- _Task directions_:
From the data that follows, report the number of lines including "true", and only that number.

- _Material for the task_:
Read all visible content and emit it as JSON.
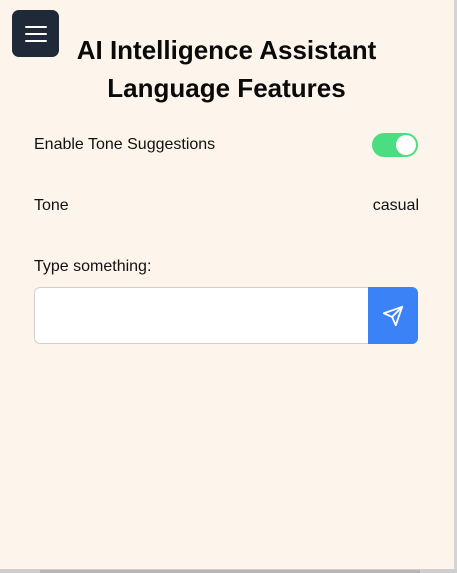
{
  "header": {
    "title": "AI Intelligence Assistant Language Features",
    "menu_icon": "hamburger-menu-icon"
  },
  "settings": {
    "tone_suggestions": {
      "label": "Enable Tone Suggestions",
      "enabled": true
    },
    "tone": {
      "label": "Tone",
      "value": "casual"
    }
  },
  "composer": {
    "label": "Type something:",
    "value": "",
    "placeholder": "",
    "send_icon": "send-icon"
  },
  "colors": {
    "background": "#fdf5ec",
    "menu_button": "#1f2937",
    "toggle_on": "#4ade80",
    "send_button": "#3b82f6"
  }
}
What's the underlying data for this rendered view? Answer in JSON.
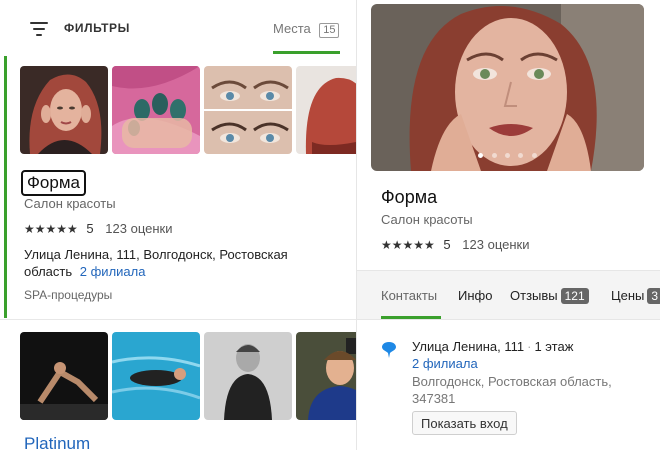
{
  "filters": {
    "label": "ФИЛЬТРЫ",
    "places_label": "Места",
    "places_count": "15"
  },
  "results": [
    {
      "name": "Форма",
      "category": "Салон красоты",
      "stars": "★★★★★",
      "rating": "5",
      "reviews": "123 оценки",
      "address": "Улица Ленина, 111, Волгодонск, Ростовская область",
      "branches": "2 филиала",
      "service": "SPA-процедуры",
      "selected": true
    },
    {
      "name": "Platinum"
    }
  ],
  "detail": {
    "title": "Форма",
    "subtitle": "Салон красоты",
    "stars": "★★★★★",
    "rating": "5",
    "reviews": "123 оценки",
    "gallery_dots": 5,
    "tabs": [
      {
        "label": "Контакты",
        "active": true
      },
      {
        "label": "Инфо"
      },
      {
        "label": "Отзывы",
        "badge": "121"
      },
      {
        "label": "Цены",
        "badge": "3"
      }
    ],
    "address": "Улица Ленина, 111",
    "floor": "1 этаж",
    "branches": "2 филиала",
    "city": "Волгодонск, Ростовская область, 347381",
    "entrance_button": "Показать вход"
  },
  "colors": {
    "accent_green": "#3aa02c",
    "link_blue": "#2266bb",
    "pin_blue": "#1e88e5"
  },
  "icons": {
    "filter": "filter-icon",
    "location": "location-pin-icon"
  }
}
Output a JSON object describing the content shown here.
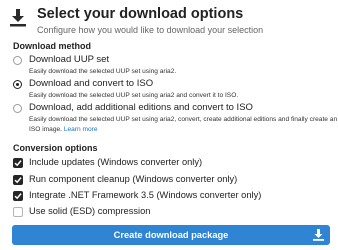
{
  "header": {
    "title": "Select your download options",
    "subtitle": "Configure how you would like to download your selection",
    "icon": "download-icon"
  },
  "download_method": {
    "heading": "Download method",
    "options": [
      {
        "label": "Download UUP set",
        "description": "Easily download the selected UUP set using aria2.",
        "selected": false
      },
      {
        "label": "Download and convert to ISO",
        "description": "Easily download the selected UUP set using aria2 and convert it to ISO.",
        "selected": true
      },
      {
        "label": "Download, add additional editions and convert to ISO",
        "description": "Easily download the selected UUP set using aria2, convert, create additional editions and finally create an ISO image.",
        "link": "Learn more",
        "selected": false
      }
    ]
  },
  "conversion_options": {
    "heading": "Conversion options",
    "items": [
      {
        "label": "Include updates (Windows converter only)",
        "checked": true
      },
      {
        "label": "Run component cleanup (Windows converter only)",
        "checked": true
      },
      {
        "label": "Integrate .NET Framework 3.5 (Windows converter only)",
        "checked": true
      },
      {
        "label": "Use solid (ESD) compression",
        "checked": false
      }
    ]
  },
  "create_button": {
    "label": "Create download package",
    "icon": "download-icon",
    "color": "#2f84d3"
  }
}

- _Solution to this exercise_:
7